(Component data from apps and pages)
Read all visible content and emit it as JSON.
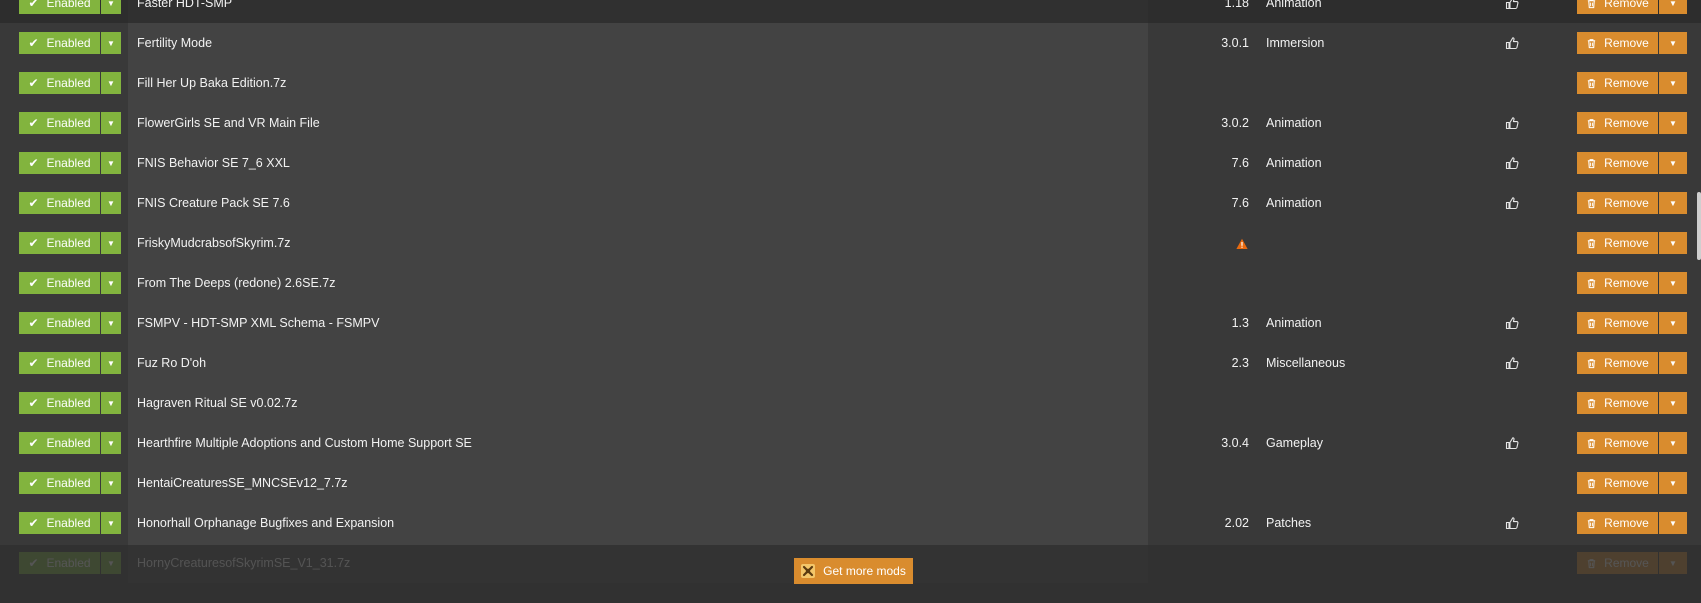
{
  "labels": {
    "enabled": "Enabled",
    "remove": "Remove",
    "get_more": "Get more mods"
  },
  "colors": {
    "enabled_green": "#82b43e",
    "remove_orange": "#d98c2e",
    "warning": "#e86a10"
  },
  "mods": [
    {
      "name": "Faster HDT-SMP",
      "version": "1.18",
      "category": "Animation",
      "endorse": true,
      "warning": false
    },
    {
      "name": "Fertility Mode",
      "version": "3.0.1",
      "category": "Immersion",
      "endorse": true,
      "warning": false
    },
    {
      "name": "Fill Her Up Baka Edition.7z",
      "version": "",
      "category": "",
      "endorse": false,
      "warning": false
    },
    {
      "name": "FlowerGirls SE and VR Main File",
      "version": "3.0.2",
      "category": "Animation",
      "endorse": true,
      "warning": false
    },
    {
      "name": "FNIS Behavior SE 7_6 XXL",
      "version": "7.6",
      "category": "Animation",
      "endorse": true,
      "warning": false
    },
    {
      "name": "FNIS Creature Pack SE 7.6",
      "version": "7.6",
      "category": "Animation",
      "endorse": true,
      "warning": false
    },
    {
      "name": "FriskyMudcrabsofSkyrim.7z",
      "version": "",
      "category": "",
      "endorse": false,
      "warning": true
    },
    {
      "name": "From The Deeps (redone) 2.6SE.7z",
      "version": "",
      "category": "",
      "endorse": false,
      "warning": false
    },
    {
      "name": "FSMPV - HDT-SMP XML Schema - FSMPV",
      "version": "1.3",
      "category": "Animation",
      "endorse": true,
      "warning": false
    },
    {
      "name": "Fuz Ro D'oh",
      "version": "2.3",
      "category": "Miscellaneous",
      "endorse": true,
      "warning": false
    },
    {
      "name": "Hagraven Ritual SE v0.02.7z",
      "version": "",
      "category": "",
      "endorse": false,
      "warning": false
    },
    {
      "name": "Hearthfire Multiple Adoptions and Custom Home Support SE",
      "version": "3.0.4",
      "category": "Gameplay",
      "endorse": true,
      "warning": false
    },
    {
      "name": "HentaiCreaturesSE_MNCSEv12_7.7z",
      "version": "",
      "category": "",
      "endorse": false,
      "warning": false
    },
    {
      "name": "Honorhall Orphanage Bugfixes and Expansion",
      "version": "2.02",
      "category": "Patches",
      "endorse": true,
      "warning": false
    },
    {
      "name": "HornyCreaturesofSkyrimSE_V1_31.7z",
      "version": "",
      "category": "",
      "endorse": false,
      "warning": false
    }
  ]
}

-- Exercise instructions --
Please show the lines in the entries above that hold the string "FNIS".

-- Answer for this exercise --
      "name": "FNIS Behavior SE 7_6 XXL",
      "name": "FNIS Creature Pack SE 7.6",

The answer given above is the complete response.